Input material START

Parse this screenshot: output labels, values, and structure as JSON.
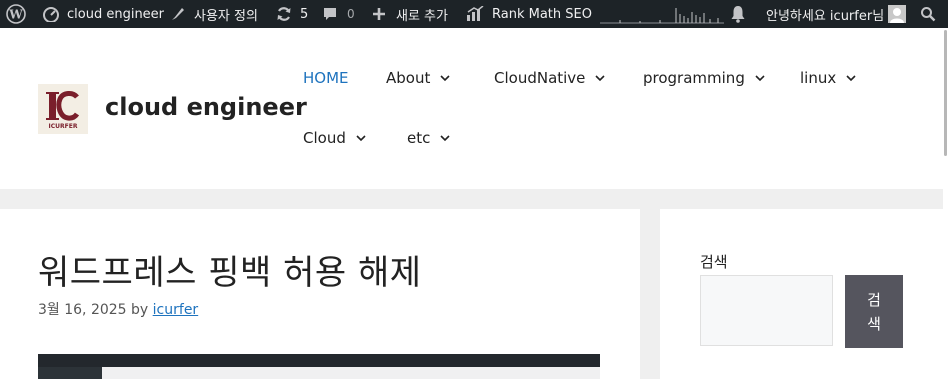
{
  "admin_bar": {
    "site_name": "cloud engineer",
    "customize": "사용자 정의",
    "updates_count": "5",
    "comments_count": "0",
    "new_label": "새로 추가",
    "rank_math": "Rank Math SEO",
    "greeting": "안녕하세요 icurfer님"
  },
  "header": {
    "logo_text": "ICURFER",
    "site_title": "cloud engineer",
    "nav": [
      "HOME",
      "About",
      "CloudNative",
      "programming",
      "linux",
      "Cloud",
      "etc"
    ]
  },
  "post": {
    "title": "워드프레스 핑백 허용 해제",
    "date": "3월 16, 2025",
    "by": "by",
    "author": "icurfer"
  },
  "sidebar": {
    "search_label": "검색",
    "search_button": "검색"
  },
  "colors": {
    "admin_bar": "#1d2327",
    "accent": "#1e73be",
    "button": "#55555e"
  }
}
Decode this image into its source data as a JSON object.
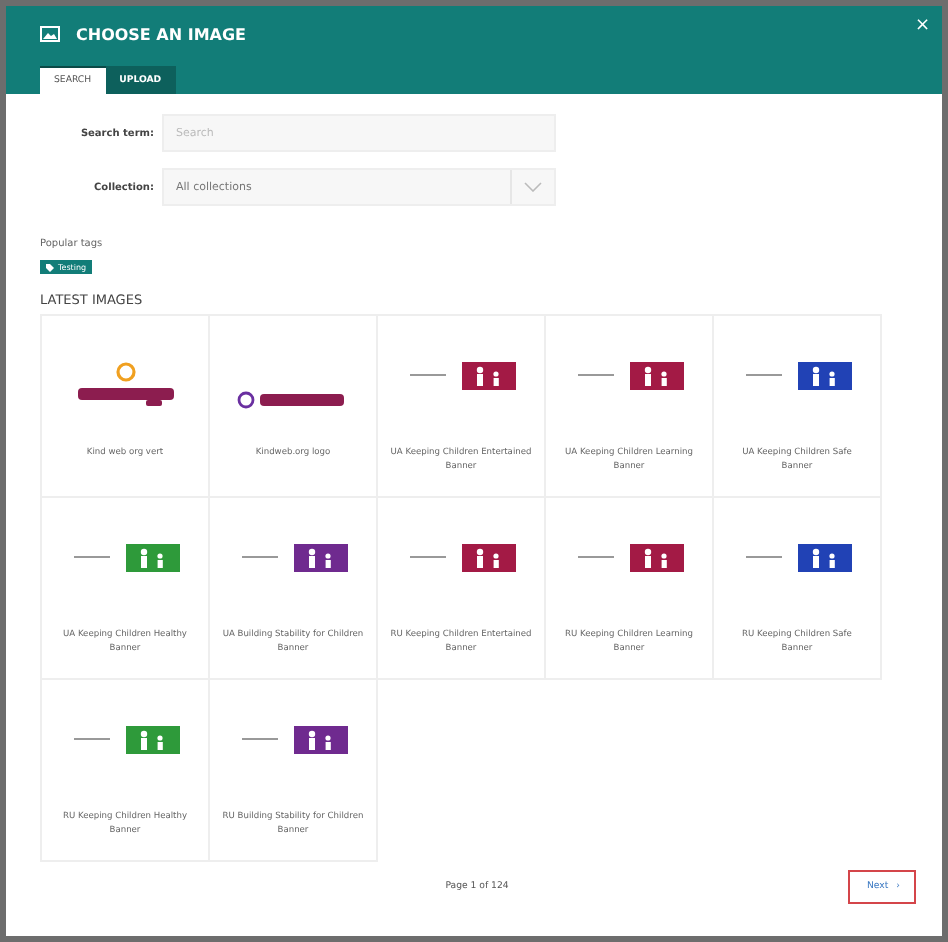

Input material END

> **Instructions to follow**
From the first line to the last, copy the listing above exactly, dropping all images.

> **Solved problem**
Parse this screenshot: output labels, values, and structure as JSON.
{
  "admin_bar": {
    "site_name": "cloud engineer",
    "customize": "사용자 정의",
    "updates_count": "5",
    "comments_count": "0",
    "new_label": "새로 추가",
    "rank_math": "Rank Math SEO",
    "greeting": "안녕하세요 icurfer님"
  },
  "header": {
    "logo_text": "ICURFER",
    "site_title": "cloud engineer",
    "nav": [
      "HOME",
      "About",
      "CloudNative",
      "programming",
      "linux",
      "Cloud",
      "etc"
    ]
  },
  "post": {
    "title": "워드프레스 핑백 허용 해제",
    "date": "3월 16, 2025",
    "by": "by",
    "author": "icurfer"
  },
  "sidebar": {
    "search_label": "검색",
    "search_button": "검색"
  },
  "colors": {
    "admin_bar": "#1d2327",
    "accent": "#1e73be",
    "button": "#55555e"
  }
}
Decode this image into its source data as a JSON object.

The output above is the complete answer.